The North End welcomed waves of Irish, Jewish, and Italian immigrants who gained their foothold in America on its narrow streets. Many of the old colonial houses were converted to apartments or torn down and replaced by tenements. Irish laborers changed the shape of the city, working on projects to fill in the Back Bay and to construct bridges, tunnels, and highways across the city. Salem Street became known as the heart of the Jewish community, lined with Kosher butchers, tailors, and food shops. The various Italians who arrived from all parts of the peninsula settled in clusters that reflected their regional origins. The North End is currently thought of as “Little Italy,” and is a destination for a good Italian meal. Religious processions still take place throughout the year based on Italian regional saints; the festivities welcome all into the fold.
During the mid-20th century craze for highways, the North End was physically cut off from the rest of Boston by the Central Artery, an elevated freeway that necessitated the bulldozing of the eastern half of the Bulfinch Triangle. In the 1990s, Boston began its “Big Dig” to bury the highway underground and reunite the North End to the revitalizing city. The highway’s path is still discernible through a series of popular parks and public spaces that have replaced the steel and concrete of old.
Today, the Boston area’s colleges and universities have a major impact on the city and the region’s economy, with students contributing an estimated $4.8 billion annually.
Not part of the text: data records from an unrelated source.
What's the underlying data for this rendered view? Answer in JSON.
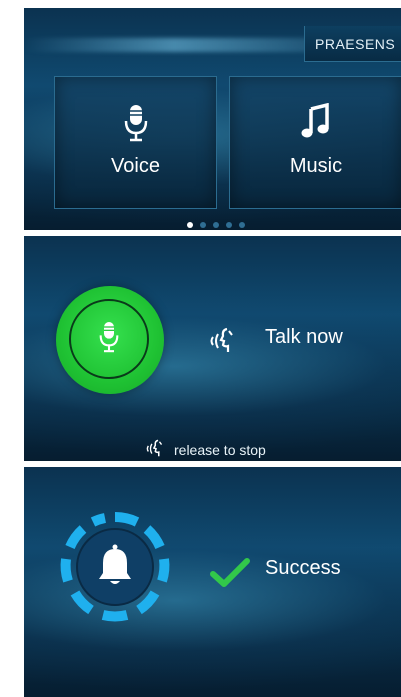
{
  "home": {
    "tab_label": "PRAESENS",
    "tiles": [
      {
        "label": "Voice",
        "icon": "microphone-icon"
      },
      {
        "label": "Music",
        "icon": "music-note-icon"
      }
    ],
    "page_indicator": {
      "total": 5,
      "active": 1
    }
  },
  "listening": {
    "button_icon": "microphone-icon",
    "prompt_icon": "speaking-head-icon",
    "prompt": "Talk now",
    "hint_icon": "speaking-head-icon",
    "hint": "release to stop",
    "accent_color": "#22c83a"
  },
  "result": {
    "button_icon": "bell-icon",
    "status_icon": "checkmark-icon",
    "status": "Success",
    "accent_color": "#1fb0ee",
    "check_color": "#32c84a"
  }
}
Boston’s long-held reputation as the “Athens of America” derives largely from the teaching and research activities of more than 100 colleges and universities in the Greater Boston area, such as Harvard, MIT, Boston College and the University of Massachusetts Boston. Tourism, healthcare, financial services, publishing, printing and four major convention centers also contribute to the economy, as well as its being the state capital and regional home of federal agencies.
The Downeaster is financed primarily through funds made available by the Northern New England Passenger Rail Authority.
Station Building (with waiting room)
- ATM available
- Quik-Trak kiosks
- Ticket sales office
- Accessible Restrooms
- Amtrak Express shipping not available
- No checked baggage service
- No checked baggage storage
- Bike boxes not available
- No baggage carts
- Ski bags not available
- Bag storage not available
- Shipping boxes not available
- No baggage assistance
- Same-day parking is available; fees may apply
- Overnight parking is available; fees may apply
- Accessible platform
- Accessible Restrooms
- No accessible ticket office
- Accessible waiting room
- Accessible water fountain
- Accessible same-day parking is available; fees may apply
- Accessible overnight parking is available; fees may apply
- High platform
- No wheelchair
- No wheelchair lift
|Mon||05:00 am - 11:59 pm|
|Tue||05:00 am - 11:59 pm|
|Wed||05:00 am - 11:59 pm|
|Thu||05:00 am - 11:59 pm|
|Fri||05:00 am - 11:59 pm|
|Sat||05:00 am - 11:59 pm|
|Sun||05:00 am - 11:59 pm|
Ticket Office Hours
|Mon||07:30 am - 06:00 pm|
|Tue||07:30 am - 06:00 pm|
|Wed||07:30 am - 06:00 pm|
|Thu||07:30 am - 06:00 pm|
|Fri||07:30 am - 06:00 pm|
|Sat||08:00 am - 07:30 pm|
|Sun||08:00 am - 07:30 pm|